SEND Local Offer

General requirements for schools

Teachers are responsible and accountable for the progress and development of the pupils in their class, including where pupils access support from teaching assistants or specialist staff.

High quality teaching, differentiated for individual pupils, is the first step in responding to pupils who have or may have special educational needs (SEN).  

Deciding whether to make special provision

In deciding whether to make special educational provision, the teacher and SENCO should consider all of the information gathered from within the school about the pupil’s progress. This information gathering should include an early discussion with the pupil and their parents.

These early discussions with parents should be structured in such a way that they develop a good understanding of the pupil’s areas of strength and difficulty, the parents’ concerns, the agreed outcomes sought for the child and the next steps.

A short note of these early discussions should be added to the pupil’s record on the school information system and given to the parents.

Agreeing a plan

However support is provided, a clear date for reviewing progress should be agreed and the parent, pupil and teaching staff should each be clear about how they will help the pupil reach the expected outcomes. Where it is decided that a pupil does have SEN, the decision should be recorded in the school records and the pupil’s parents must be formally informed that special educational provision is being made.

Graduated approach

Where a pupil is identified as having SEN, schools should take action to remove barriers to learning and put effective special educational provision in place.

This SEN support should take the form of a four-part cycle through which earlier decisions and actions are revisited, refined and revised with a growing understanding of the pupil’s needs and of what supports the pupil in making good progress and securing good outcomes.  This is known as the graduated approach.  It draws on more detailed approaches, more frequent review and more specialist expertise in successive cycles in order to match intervention.

Special Educational Needs Coordinator (SENCO)

A Special Educational Needs Coordinator (SENCO) is a teacher with a particular role who works with parents and carers to ensure that children with a learning disability or difficulty receive the right support in school.  All schools have a SENCO who can be contacted through the school without having to go through any specific referral method.  A SENCO can:

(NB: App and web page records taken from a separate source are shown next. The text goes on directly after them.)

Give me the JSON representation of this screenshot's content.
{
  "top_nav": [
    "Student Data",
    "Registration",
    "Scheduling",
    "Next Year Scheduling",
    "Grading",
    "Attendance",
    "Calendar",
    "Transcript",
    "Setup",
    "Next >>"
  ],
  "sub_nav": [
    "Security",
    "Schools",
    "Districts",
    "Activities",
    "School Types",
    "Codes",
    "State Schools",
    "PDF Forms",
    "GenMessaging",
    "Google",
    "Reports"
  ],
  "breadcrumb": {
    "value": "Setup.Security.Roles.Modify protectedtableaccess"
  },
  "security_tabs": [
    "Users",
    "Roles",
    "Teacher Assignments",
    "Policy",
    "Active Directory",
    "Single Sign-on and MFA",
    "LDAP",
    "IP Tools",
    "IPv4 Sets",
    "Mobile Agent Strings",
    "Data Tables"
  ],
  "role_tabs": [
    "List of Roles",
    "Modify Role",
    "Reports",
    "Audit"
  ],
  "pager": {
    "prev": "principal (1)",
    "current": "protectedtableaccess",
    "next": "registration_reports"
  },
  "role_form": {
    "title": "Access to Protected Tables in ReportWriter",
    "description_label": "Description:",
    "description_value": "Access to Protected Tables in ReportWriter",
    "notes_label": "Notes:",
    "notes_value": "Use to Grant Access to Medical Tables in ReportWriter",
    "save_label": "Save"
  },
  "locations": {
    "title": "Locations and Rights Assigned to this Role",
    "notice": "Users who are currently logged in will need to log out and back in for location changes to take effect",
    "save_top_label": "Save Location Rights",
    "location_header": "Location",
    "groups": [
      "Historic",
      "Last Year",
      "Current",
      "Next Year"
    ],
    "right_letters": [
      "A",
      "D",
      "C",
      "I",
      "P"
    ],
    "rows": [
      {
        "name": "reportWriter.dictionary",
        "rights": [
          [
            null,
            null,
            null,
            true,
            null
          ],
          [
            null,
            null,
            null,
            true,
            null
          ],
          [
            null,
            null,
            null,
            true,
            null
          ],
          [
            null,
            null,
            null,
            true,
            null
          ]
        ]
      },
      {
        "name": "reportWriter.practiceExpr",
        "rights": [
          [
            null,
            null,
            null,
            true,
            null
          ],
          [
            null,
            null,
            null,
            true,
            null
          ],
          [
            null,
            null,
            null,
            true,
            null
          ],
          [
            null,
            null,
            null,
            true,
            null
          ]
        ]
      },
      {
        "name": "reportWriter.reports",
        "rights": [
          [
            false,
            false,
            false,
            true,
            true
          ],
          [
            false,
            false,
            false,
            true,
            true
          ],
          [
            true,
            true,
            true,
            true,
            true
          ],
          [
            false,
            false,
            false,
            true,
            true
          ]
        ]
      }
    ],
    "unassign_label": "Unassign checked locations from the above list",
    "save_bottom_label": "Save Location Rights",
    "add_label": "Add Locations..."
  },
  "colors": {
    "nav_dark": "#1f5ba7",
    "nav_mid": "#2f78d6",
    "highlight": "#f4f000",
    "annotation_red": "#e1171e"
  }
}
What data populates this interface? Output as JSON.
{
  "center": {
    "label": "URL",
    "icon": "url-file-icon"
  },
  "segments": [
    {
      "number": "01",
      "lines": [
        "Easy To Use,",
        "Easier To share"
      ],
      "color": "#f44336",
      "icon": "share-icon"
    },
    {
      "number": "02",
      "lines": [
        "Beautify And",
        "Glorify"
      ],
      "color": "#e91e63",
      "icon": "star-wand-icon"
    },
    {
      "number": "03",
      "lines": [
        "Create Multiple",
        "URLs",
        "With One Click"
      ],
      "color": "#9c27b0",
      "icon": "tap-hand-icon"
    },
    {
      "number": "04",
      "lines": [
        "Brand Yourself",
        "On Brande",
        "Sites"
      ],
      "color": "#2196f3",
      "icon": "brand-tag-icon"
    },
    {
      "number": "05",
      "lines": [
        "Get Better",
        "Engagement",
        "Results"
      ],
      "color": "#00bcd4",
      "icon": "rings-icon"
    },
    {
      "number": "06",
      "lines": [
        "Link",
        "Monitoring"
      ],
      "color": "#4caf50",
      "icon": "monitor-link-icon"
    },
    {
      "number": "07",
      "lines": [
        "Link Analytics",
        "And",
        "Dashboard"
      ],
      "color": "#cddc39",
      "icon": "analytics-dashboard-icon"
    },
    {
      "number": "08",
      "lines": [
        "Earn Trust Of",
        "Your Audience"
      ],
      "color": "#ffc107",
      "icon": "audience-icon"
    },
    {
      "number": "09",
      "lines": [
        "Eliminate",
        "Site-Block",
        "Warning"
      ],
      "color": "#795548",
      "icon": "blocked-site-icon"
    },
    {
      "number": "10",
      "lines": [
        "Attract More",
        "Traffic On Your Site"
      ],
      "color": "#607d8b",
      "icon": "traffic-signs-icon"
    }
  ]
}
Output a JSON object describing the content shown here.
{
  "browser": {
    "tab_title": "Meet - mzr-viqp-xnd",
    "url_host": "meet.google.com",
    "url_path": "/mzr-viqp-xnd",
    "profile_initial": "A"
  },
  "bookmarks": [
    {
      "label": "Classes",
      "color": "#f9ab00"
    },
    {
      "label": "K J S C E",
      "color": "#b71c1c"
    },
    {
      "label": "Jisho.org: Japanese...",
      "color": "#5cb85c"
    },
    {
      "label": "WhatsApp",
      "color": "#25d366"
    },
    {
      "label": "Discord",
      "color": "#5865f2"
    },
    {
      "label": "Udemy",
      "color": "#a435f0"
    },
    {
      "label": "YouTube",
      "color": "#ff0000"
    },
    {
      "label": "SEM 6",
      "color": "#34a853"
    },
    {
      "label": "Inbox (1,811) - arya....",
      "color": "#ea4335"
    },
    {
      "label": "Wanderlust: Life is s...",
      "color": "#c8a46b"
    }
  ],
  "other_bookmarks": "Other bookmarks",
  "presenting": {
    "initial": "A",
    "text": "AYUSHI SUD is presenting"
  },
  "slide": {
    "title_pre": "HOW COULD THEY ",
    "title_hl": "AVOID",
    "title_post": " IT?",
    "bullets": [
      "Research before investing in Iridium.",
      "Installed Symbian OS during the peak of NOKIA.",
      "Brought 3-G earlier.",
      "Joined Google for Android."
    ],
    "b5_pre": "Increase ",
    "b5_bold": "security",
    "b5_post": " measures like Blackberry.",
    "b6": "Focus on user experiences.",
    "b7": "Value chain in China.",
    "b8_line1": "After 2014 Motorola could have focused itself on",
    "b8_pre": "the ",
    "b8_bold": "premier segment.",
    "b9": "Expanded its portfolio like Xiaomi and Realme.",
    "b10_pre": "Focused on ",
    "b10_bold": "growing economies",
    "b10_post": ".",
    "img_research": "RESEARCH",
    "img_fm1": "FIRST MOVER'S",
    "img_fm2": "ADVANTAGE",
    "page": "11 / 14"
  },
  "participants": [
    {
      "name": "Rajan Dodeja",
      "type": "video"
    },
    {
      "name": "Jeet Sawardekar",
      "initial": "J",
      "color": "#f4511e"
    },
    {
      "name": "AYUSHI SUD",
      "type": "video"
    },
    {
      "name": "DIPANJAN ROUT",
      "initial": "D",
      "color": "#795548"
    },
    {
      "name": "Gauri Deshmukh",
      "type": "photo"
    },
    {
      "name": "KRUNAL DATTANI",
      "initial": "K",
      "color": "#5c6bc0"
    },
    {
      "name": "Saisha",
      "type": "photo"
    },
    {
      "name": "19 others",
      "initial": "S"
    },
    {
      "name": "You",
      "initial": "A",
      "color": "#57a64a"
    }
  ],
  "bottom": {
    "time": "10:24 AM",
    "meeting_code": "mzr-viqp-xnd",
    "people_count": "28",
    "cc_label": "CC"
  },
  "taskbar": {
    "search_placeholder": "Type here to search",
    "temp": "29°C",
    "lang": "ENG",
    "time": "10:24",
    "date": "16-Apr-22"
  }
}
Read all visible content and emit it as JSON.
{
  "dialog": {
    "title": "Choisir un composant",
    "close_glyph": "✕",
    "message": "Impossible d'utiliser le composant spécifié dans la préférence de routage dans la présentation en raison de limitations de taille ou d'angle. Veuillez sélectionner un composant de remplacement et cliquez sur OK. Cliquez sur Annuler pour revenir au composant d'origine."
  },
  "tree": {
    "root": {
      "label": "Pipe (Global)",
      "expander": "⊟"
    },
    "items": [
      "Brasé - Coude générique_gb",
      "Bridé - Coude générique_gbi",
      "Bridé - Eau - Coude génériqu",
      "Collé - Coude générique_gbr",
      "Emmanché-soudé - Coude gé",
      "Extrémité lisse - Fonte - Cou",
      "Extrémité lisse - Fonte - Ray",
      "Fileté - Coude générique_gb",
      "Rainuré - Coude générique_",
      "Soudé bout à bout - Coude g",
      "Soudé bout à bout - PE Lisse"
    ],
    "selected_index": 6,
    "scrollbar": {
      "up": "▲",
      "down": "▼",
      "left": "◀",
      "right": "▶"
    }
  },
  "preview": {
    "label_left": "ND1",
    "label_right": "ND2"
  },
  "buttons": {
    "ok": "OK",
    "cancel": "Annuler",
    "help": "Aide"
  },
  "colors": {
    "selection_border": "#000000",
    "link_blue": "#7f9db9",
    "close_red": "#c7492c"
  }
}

  • Helps to identify young people with SEN and secure their support
  • Link with parents and carers and to keep them informed of plans in place for their child
  • Liaise with specialist organisations and individuals who provide a child’s support
  • Maintain records of decisions and interventions on the child’s behalf
  • Delivers on school SEND policy

Every school will have a published description of how they support children and young people with special educational needs.

Related links

Special Needs Jungle - providing parents and carers with independent information